It appears that the money managers at Los Angeles-based Hotchkiss and Wiley saw the springtime dip in Noranda Aluminum shares as a chance to add to their stake. The firm on Thursday said it now owns almost 7.1 million shares of Noranda, which amounts to 10.3 percent of the Franklin-based company. At the end of March, that stake was a little more than 9 percent. Noranda shares (Ticker: NOR) ended Thursday trading at $4.06 and are up more than 20 percent year to date.
Shares of Dollar General jumped nearly 5 percent in after-hours action Friday following word that high-profile investor Carl Icahn has snapped up more than 9 percent of the stock of rival Family Dollar. Icahn says he wants to talk about Family Dollar's operations and possible strategic alternatives, which got a lot of investors thinking (one more time) about a potential Dollar General acquisition of the company.
The Family Dollar board is open to conversations but there remain many reasons why Dollar General Chairman, President and CEO Rick Dreiling and his team would shy away from a big deal. Dreiling last week said Dollar General's performance is improving and Icahn has shown up at Family Dollar's door in large part because the company has yet to escape what local analyst Mark Montagna early this year called an "operational quagmire." We're betting the rumblings about a big buyout fade away only to resurface sometime this fall.
Healthways CEO Ben Leedle on Tuesday passed on to his employees word of the wellness company's ceasefire with activist investment fund North Tide Capital. Calling the deal to give North Tide three board seats a "positive outcome," he also took time to point out that he — a prime target of North Tide manager Conan Laughlin — and other senior executives will stay in their jobs.
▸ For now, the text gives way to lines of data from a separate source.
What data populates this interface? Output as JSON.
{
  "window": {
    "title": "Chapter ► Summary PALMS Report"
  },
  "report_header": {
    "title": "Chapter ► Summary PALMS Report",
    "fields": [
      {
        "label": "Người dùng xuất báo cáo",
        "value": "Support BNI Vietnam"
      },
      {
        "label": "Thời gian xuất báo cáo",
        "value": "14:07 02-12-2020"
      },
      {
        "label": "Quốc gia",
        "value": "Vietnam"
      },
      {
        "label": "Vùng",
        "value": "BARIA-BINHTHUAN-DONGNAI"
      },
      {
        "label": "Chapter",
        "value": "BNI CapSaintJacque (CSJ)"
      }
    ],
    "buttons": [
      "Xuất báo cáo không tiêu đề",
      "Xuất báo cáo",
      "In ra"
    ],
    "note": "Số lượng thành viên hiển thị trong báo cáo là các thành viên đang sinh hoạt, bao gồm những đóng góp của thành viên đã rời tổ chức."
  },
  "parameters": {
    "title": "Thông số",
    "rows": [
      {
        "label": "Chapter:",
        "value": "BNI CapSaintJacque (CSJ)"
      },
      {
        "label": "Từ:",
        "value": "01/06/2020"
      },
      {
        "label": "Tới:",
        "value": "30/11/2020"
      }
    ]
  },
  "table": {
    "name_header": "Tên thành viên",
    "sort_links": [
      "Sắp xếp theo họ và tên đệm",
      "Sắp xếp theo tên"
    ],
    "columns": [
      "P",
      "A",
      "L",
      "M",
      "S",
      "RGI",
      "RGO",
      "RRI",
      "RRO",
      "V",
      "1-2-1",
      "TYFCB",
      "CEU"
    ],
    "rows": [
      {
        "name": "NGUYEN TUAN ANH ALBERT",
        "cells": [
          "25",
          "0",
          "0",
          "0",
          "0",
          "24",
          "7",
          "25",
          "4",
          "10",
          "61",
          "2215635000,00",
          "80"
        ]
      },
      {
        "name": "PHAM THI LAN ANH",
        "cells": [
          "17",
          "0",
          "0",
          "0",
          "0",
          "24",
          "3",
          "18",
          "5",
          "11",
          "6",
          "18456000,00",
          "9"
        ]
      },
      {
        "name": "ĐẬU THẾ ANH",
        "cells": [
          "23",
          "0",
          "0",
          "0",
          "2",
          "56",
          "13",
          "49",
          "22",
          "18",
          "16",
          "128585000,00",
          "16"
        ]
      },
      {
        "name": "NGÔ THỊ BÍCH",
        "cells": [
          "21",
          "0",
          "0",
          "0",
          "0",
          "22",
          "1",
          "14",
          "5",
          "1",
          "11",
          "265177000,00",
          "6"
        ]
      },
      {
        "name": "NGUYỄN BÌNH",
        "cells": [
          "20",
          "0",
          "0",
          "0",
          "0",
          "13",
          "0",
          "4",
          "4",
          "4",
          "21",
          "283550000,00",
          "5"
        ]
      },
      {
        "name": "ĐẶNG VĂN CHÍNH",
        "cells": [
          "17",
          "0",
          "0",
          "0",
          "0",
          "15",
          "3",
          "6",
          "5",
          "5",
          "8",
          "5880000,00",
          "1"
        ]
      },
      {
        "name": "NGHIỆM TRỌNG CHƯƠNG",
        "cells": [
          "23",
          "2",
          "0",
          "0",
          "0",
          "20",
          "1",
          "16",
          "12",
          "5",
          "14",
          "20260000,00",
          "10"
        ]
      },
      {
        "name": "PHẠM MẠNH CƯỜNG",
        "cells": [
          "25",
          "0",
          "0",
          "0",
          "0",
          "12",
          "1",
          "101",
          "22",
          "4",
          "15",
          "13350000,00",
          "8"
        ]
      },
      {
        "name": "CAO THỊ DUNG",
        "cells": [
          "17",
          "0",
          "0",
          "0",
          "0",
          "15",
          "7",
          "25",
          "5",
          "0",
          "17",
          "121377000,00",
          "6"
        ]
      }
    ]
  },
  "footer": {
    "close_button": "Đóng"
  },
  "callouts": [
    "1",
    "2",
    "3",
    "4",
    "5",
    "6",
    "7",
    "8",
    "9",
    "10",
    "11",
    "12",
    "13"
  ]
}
In addition, Leedle described the Strategic Review Committee that will soon be formed as having the goal "to assure that the board and management remain aligned on the company strategy." That's an interesting — and, given Laughlin's calls for big changes, perhaps somewhat optimistic — spin on the language contained in the standstill agreement, which says "the purpose of the Strategic Review Committee shall be to review, evaluate and make recommendations to the Board regarding the Company's business strategy."
Here's a copy of Leedle's email:
North Tide Capital, the hedge fund taking aim at the Healthways board of directors, has updated its presentation to investors. The new version is beefed up with more questions about the company's investments in (and revenues from) initiatives such as MeYou Health, the Dean Ornish lifestyle management program and the Blue Zones partnership with Gallup. The new presentation — view it here and compare it to the old one here — strikes a tone that is softer at times but as strident as before in other places, especially in terms of the Healthways board's unconditional backing of CEO Ben Leedle and his strategies.
Some items that caught our eye:
• Addressing the company's insistence that its Silver Sneakers senior fitness program is a way to leverage costs across the company, North Tide manager Conan Laughlin says "Silver Sneakers funds a giant, money-losing science experiment."
• Tipping his hat to the board for disclosing that Healthways' international business posted a 2013 EBITDA of $3 million, Laughlin then turns around to say that means "the non-Silver Sneakers business loses more money than we had thought."
• North Tide quotes a note from Dougherty & Co. analyst Brooks O'Neil that thinks out loud about director candidate Mac Crawford becoming not just executive chairman if elected, but also filling the CEO seat now held by Leedle.
Delek US Holdings has a new 5 percent owner in the form of Point72 Asset Management, the firm formerly called SAC Capital and run by Steven Cohen, who late last year pleaded guilty to securities fraud. Point72 on Wednesday filed papers with the Securities and Exchange Commission saying it ended last week owning almost 3.7 million shares, or 6.2 percent, of Brentwood-based Delek. That was up from just 1.1 million on March 31 and makes Point72 the largest owner of Delek US (Ticker: DK) that is not affiliated with Israel-based Delek Group. (Not coincidentally, Delek Group last week sold more than 10 million Delek US shares.)
Chad McCurdy has been booking some nice paper gains of late on his and his Marlin Capital Partners' stakes in Diversicare Healthcare Services, but that didn't stop him last week from spending almost $500,000 to snap up another 78,000 shares for various personal accounts. Combined, McCurdy's direct and indirect professional and personal holdings now total 22.7 percent of Diversicare. Shares of the Brentwood-based company (Ticker: DVCR) are up more than 40 percent so far this year.
The investment banks handling the latest sale of Delek US Holdings shares by the Israeli holding company Delek Group drummed up enough investor interest to add another 1.4 million shares to the offering. That has pushed down Delek Group's stake in Brentwood-based Delek US — which was 30 percent last summer — to 7.5 percent. Shares of Delek US (Ticker: DK) recovered a bit Friday from earlier losses to close at $30.42. Year to date, they're down 11 percent.